━━━━━ Entries shown

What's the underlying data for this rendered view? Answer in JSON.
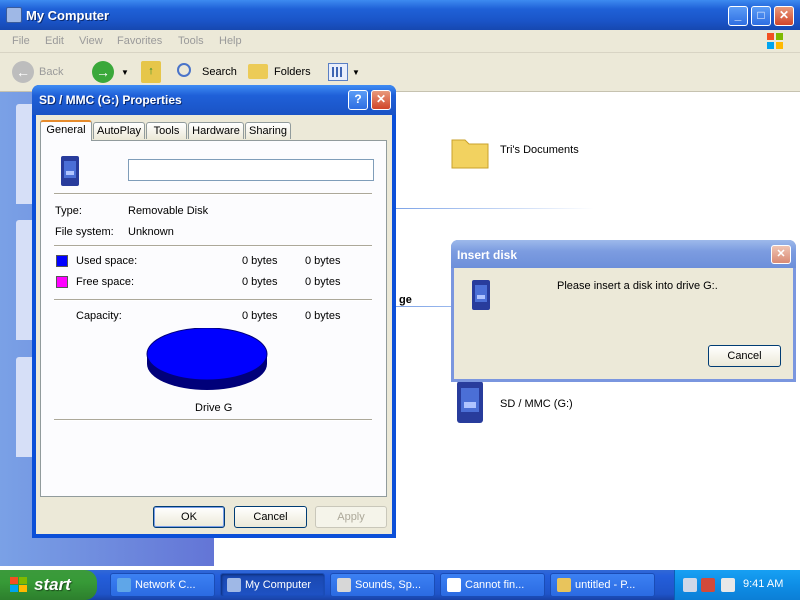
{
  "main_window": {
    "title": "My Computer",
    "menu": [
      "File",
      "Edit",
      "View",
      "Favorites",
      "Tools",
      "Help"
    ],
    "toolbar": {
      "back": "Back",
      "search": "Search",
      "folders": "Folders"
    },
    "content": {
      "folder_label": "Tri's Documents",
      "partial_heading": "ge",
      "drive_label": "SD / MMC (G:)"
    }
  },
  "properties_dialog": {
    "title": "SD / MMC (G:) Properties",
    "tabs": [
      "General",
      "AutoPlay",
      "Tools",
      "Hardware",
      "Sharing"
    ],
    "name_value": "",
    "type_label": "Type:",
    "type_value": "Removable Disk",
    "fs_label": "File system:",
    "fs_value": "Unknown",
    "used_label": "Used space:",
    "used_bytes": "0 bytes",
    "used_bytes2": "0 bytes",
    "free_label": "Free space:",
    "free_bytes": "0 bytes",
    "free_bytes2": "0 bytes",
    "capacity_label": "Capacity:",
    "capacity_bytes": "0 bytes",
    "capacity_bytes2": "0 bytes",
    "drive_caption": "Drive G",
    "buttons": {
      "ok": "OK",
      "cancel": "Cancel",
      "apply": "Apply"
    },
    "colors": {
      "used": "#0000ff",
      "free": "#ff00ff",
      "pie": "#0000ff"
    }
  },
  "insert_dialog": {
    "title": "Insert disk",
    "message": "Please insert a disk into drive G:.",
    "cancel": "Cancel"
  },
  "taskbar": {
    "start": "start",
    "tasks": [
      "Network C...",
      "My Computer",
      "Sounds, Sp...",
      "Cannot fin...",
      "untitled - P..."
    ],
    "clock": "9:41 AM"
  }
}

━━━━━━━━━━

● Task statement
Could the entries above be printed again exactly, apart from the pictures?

● Written solution
What's the underlying data for this rendered view? Answer in JSON.
{
  "main_window": {
    "title": "My Computer",
    "menu": [
      "File",
      "Edit",
      "View",
      "Favorites",
      "Tools",
      "Help"
    ],
    "toolbar": {
      "back": "Back",
      "search": "Search",
      "folders": "Folders"
    },
    "content": {
      "folder_label": "Tri's Documents",
      "partial_heading": "ge",
      "drive_label": "SD / MMC (G:)"
    }
  },
  "properties_dialog": {
    "title": "SD / MMC (G:) Properties",
    "tabs": [
      "General",
      "AutoPlay",
      "Tools",
      "Hardware",
      "Sharing"
    ],
    "name_value": "",
    "type_label": "Type:",
    "type_value": "Removable Disk",
    "fs_label": "File system:",
    "fs_value": "Unknown",
    "used_label": "Used space:",
    "used_bytes": "0 bytes",
    "used_bytes2": "0 bytes",
    "free_label": "Free space:",
    "free_bytes": "0 bytes",
    "free_bytes2": "0 bytes",
    "capacity_label": "Capacity:",
    "capacity_bytes": "0 bytes",
    "capacity_bytes2": "0 bytes",
    "drive_caption": "Drive G",
    "buttons": {
      "ok": "OK",
      "cancel": "Cancel",
      "apply": "Apply"
    },
    "colors": {
      "used": "#0000ff",
      "free": "#ff00ff",
      "pie": "#0000ff"
    }
  },
  "insert_dialog": {
    "title": "Insert disk",
    "message": "Please insert a disk into drive G:.",
    "cancel": "Cancel"
  },
  "taskbar": {
    "start": "start",
    "tasks": [
      "Network C...",
      "My Computer",
      "Sounds, Sp...",
      "Cannot fin...",
      "untitled - P..."
    ],
    "clock": "9:41 AM"
  }
}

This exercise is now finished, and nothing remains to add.